Mel is more the board gamer in the relationship, but I do enjoy any complex card game that mixes chance with skill.
A few weeks back we went to downtown game bar Foonzo for cocktails (one of Mel’s friends tends bar there), and decided to pick at random one of their available games from their blackboard à la carte. Of course, being big sushi fans, we naturally gravitated towards the card game Sushi Go!, which has been out since 2013 but was new to us.
I’m almost embarrassed to say I had a blast playing a game supposedly designed for 8-year-olds (so says the box) and has a bunch of cutesy pictures of smiling sushi.
Sushi Go! is a pick-and-pass game at its core, where players pick a card from their hand and try their best to remember what’s in said hand before passing it off to their opponent. You pass the hands back and forth, picking a card each time, until there are no more cards.

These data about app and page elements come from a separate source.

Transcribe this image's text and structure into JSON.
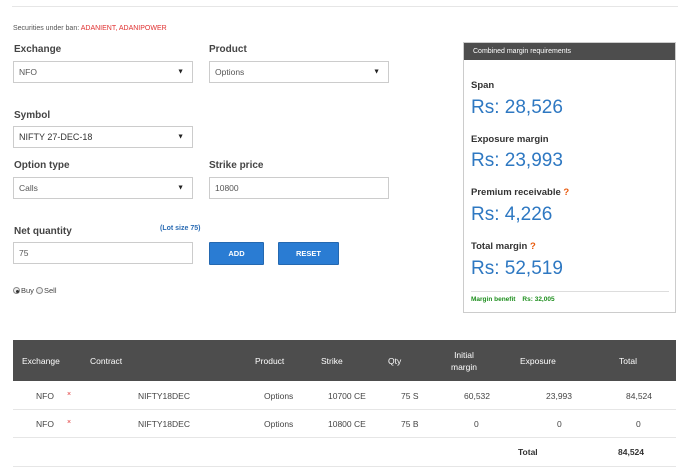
{
  "ban": {
    "label": "Securities under ban:",
    "list": "ADANIENT, ADANIPOWER"
  },
  "form": {
    "exchange_label": "Exchange",
    "exchange_value": "NFO",
    "product_label": "Product",
    "product_value": "Options",
    "symbol_label": "Symbol",
    "symbol_value": "NIFTY 27-DEC-18",
    "option_type_label": "Option type",
    "option_type_value": "Calls",
    "strike_label": "Strike price",
    "strike_value": "10800",
    "net_qty_label": "Net quantity",
    "lot_size": "(Lot size 75)",
    "net_qty_value": "75",
    "add_label": "ADD",
    "reset_label": "RESET",
    "buy_label": "Buy",
    "sell_label": "Sell",
    "buy_selected": true
  },
  "panel": {
    "title": "Combined margin requirements",
    "span_label": "Span",
    "span_value": "Rs: 28,526",
    "exposure_label": "Exposure margin",
    "exposure_value": "Rs: 23,993",
    "premium_label": "Premium receivable",
    "premium_value": "Rs: 4,226",
    "total_label": "Total margin",
    "total_value": "Rs: 52,519",
    "help_mark": "?",
    "benefit_label": "Margin benefit",
    "benefit_value": "Rs: 32,005"
  },
  "table": {
    "headers": {
      "exchange": "Exchange",
      "contract": "Contract",
      "product": "Product",
      "strike": "Strike",
      "qty": "Qty",
      "initial_1": "Initial",
      "initial_2": "margin",
      "exposure": "Exposure",
      "total": "Total"
    },
    "rows": [
      {
        "exchange": "NFO",
        "remove": "×",
        "contract": "NIFTY18DEC",
        "product": "Options",
        "strike": "10700 CE",
        "qty": "75 S",
        "initial": "60,532",
        "exposure": "23,993",
        "total": "84,524"
      },
      {
        "exchange": "NFO",
        "remove": "×",
        "contract": "NIFTY18DEC",
        "product": "Options",
        "strike": "10800 CE",
        "qty": "75 B",
        "initial": "0",
        "exposure": "0",
        "total": "0"
      }
    ],
    "footer_label": "Total",
    "footer_value": "84,524"
  },
  "colors": {
    "accent": "#2a7cd3",
    "value_blue": "#2e78c2",
    "danger": "#e03131",
    "success": "#1e8f1e",
    "header_bg": "#4d4d4d"
  },
  "icons": {
    "dropdown": "caret-down-icon",
    "remove": "close-icon",
    "help": "question-icon"
  }
}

Each card has a point score and directions on how to achieve that score. Some are straightforward in terms of points, like nigiris, but in the case of sashimis, you need three cards in order to receive the full 10 points, and you win nothing for having two or less. Dumpling cards multiply with each one collected, while the player with the most makis is given six points, regardless of how many they get. If you pick a wasabi card, the next nigiri you put down will be worth three times the points.
To win, you need to get the most points after three rounds. A combination of offence and defence is required, meaning every card you pick will either be about improving your stash or blocking your foe’s (like if they have two sashimi cards).

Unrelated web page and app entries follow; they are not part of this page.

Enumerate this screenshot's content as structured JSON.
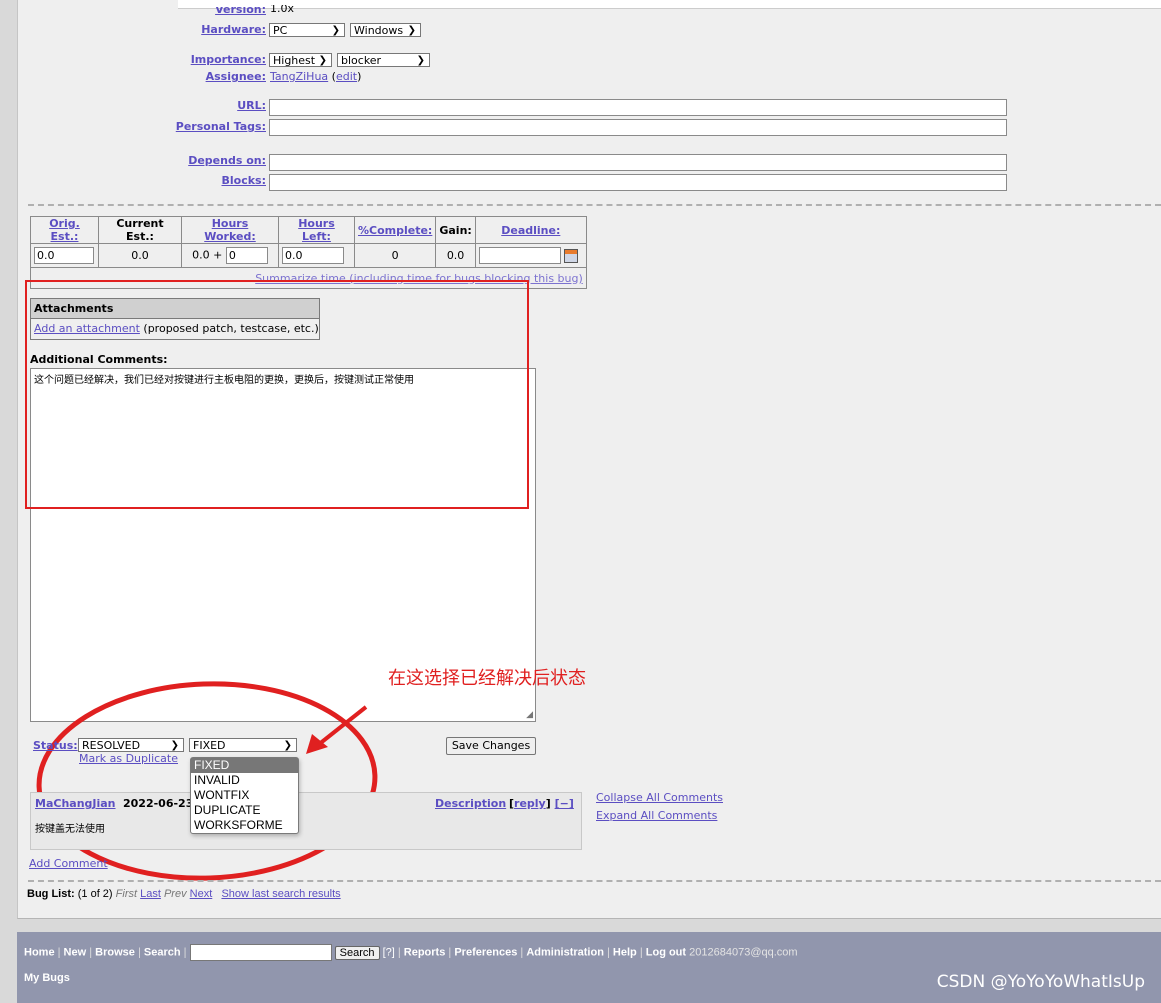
{
  "fields": {
    "version_label": "Version:",
    "version_value": "1.0x",
    "hardware_label": "Hardware:",
    "hardware_value": "PC",
    "os_value": "Windows",
    "importance_label": "Importance:",
    "priority_value": "Highest",
    "severity_value": "blocker",
    "assignee_label": "Assignee:",
    "assignee_value": "TangZiHua",
    "assignee_edit": "edit",
    "url_label": "URL:",
    "personal_tags_label": "Personal Tags:",
    "depends_on_label": "Depends on:",
    "blocks_label": "Blocks:"
  },
  "time_table": {
    "headers": [
      "Orig. Est.:",
      "Current Est.:",
      "Hours Worked:",
      "Hours Left:",
      "%Complete:",
      "Gain:",
      "Deadline:"
    ],
    "orig_est": "0.0",
    "current_est": "0.0",
    "hours_worked_prefix": "0.0 +",
    "hours_worked_input": "0",
    "hours_left": "0.0",
    "complete": "0",
    "gain": "0.0",
    "summarize_link": "Summarize time (including time for bugs blocking this bug)"
  },
  "attachments": {
    "title": "Attachments",
    "add_link": "Add an attachment",
    "add_hint": "(proposed patch, testcase, etc.)"
  },
  "comments": {
    "label": "Additional Comments:",
    "text": "这个问题已经解决，我们已经对按键进行主板电阻的更换，更换后，按键测试正常使用"
  },
  "status": {
    "label": "Status:",
    "value": "RESOLVED",
    "resolution": "FIXED",
    "mark_duplicate": "Mark as Duplicate",
    "save_button": "Save Changes",
    "resolution_options": [
      "FIXED",
      "INVALID",
      "WONTFIX",
      "DUPLICATE",
      "WORKSFORME"
    ]
  },
  "annotation": {
    "text": "在这选择已经解决后状态"
  },
  "comment_entry": {
    "author": "MaChangJian",
    "date": "2022-06-23",
    "description_link": "Description",
    "reply": "reply",
    "collapse": "[−]",
    "body": "按键盖无法使用"
  },
  "comment_controls": {
    "collapse_all": "Collapse All Comments",
    "expand_all": "Expand All Comments",
    "add_comment": "Add Comment"
  },
  "bug_list": {
    "label": "Bug List:",
    "count": "(1 of 2)",
    "first": "First",
    "last": "Last",
    "prev": "Prev",
    "next": "Next",
    "show_last": "Show last search results"
  },
  "footer": {
    "links": [
      "Home",
      "New",
      "Browse",
      "Search"
    ],
    "search_button": "Search",
    "help_q": "[?]",
    "links2": [
      "Reports",
      "Preferences",
      "Administration",
      "Help"
    ],
    "logout": "Log out",
    "user": "2012684073@qq.com",
    "my_bugs": "My Bugs"
  },
  "watermark": "CSDN @YoYoYoWhatIsUp",
  "colors": {
    "link": "#5b4ec2",
    "annotation_red": "#e02020",
    "footer_bg": "#9196ad",
    "page_bg": "#efefef"
  }
}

Where things get unpredictable is the chopsticks card. If you select one, it allows you to take two cards instead of one on a future turn (at which point you put the chopstick card back in the deck so you’re not left with an uneven number of cards at the end). This can come in really handy for completing sets or gobbling up the best cards quickly.
There are only 108 cards and a finite number of situations available, but it’s still a great game for testing your memory and oddsmaking skills. Like Texas Hold ‘Em, you have to keep in mind what you’ve seen and what your opponent could be thinking. So far we’ve only played with two players, but I can imagine with four or five it can be really difficult to anticipate every scenario.

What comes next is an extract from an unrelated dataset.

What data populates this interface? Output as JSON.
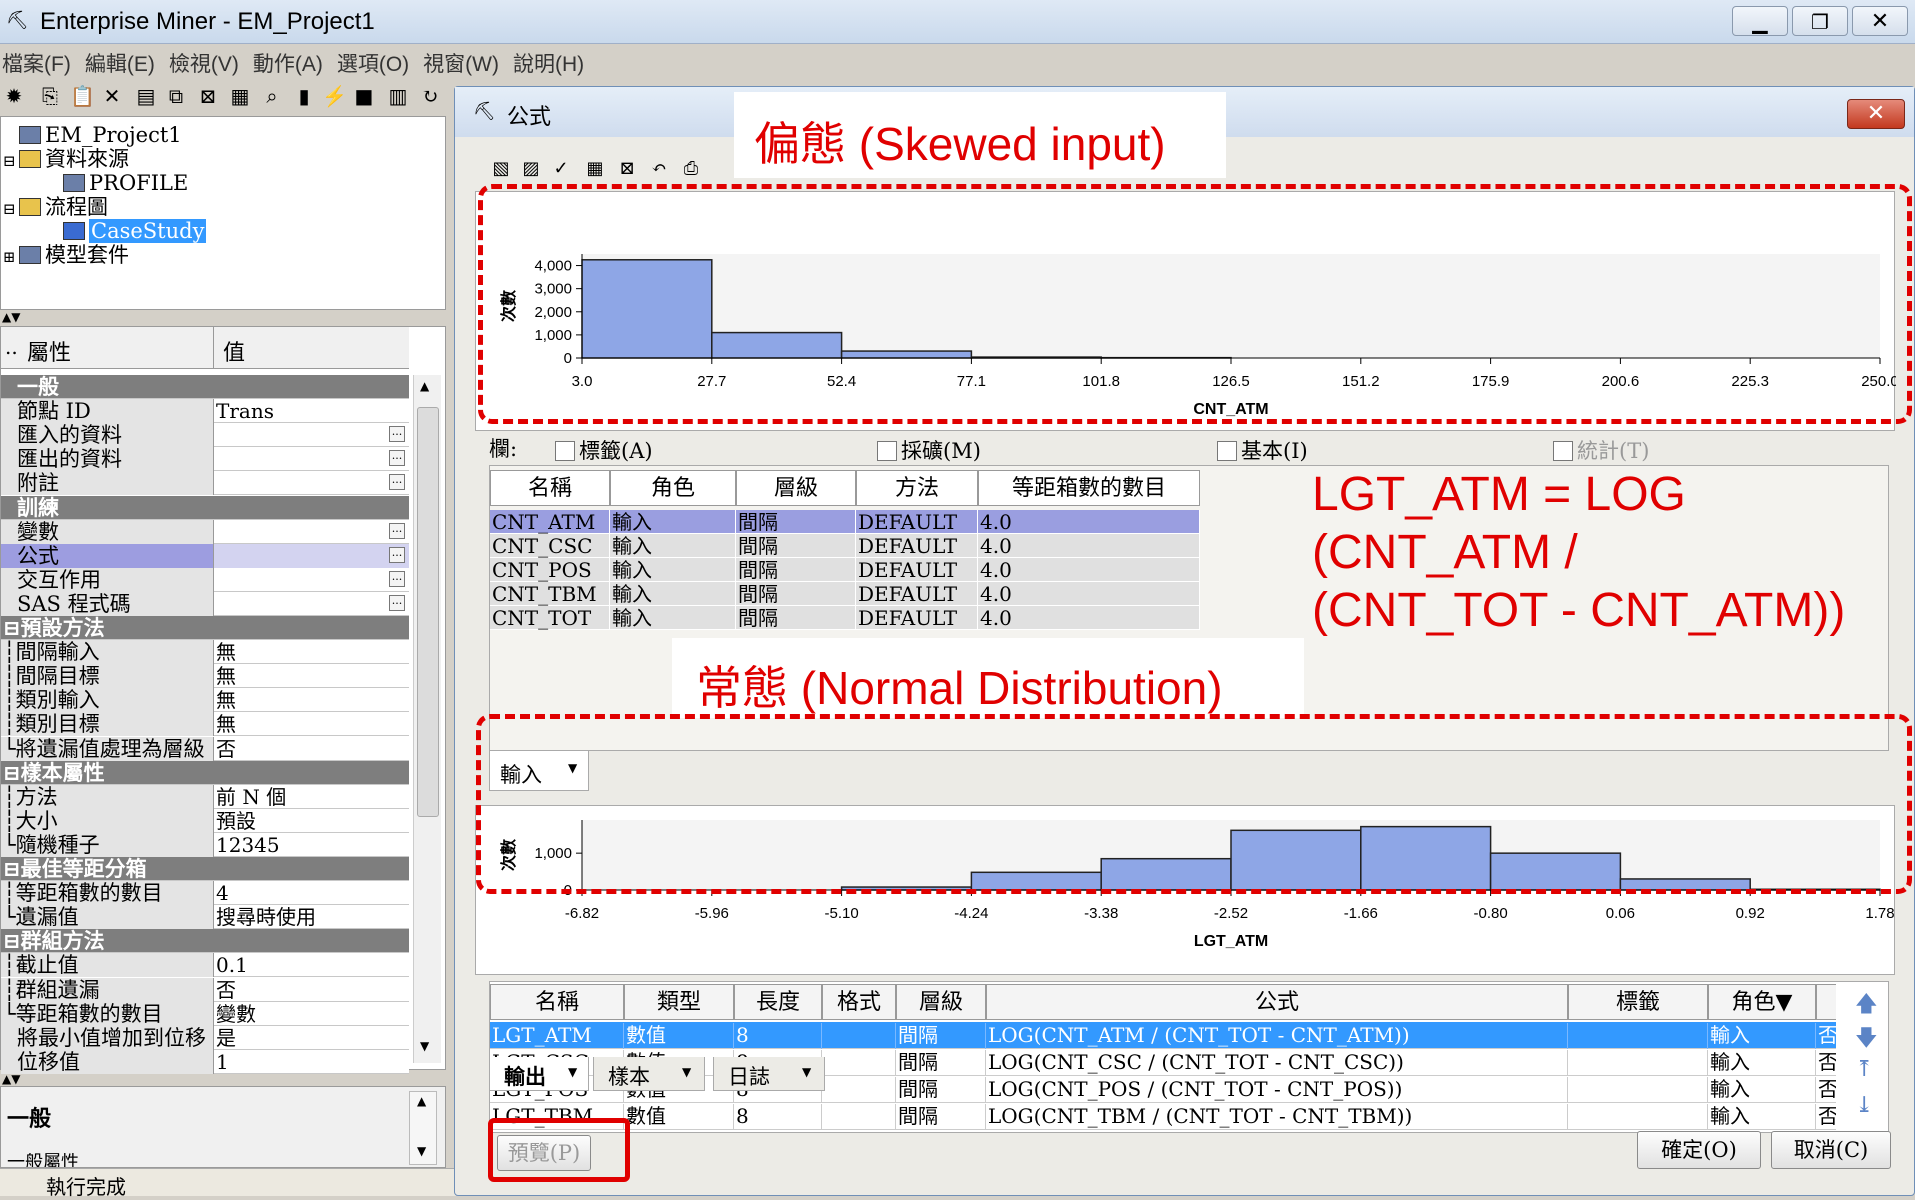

We bought the regular version, but there’s a party edition with new card types for sale as well. The original Sushi Go! is almost pocket-sized, making it a convenient low-stakes game to bring on a trip. It took us a game or two to figure it out, and only because the chopstick rule is explained well in the manual.
If you’re like me and more into card games than board games, the inexpensive and clever Sushi Go! does a fine job of bridging that gap.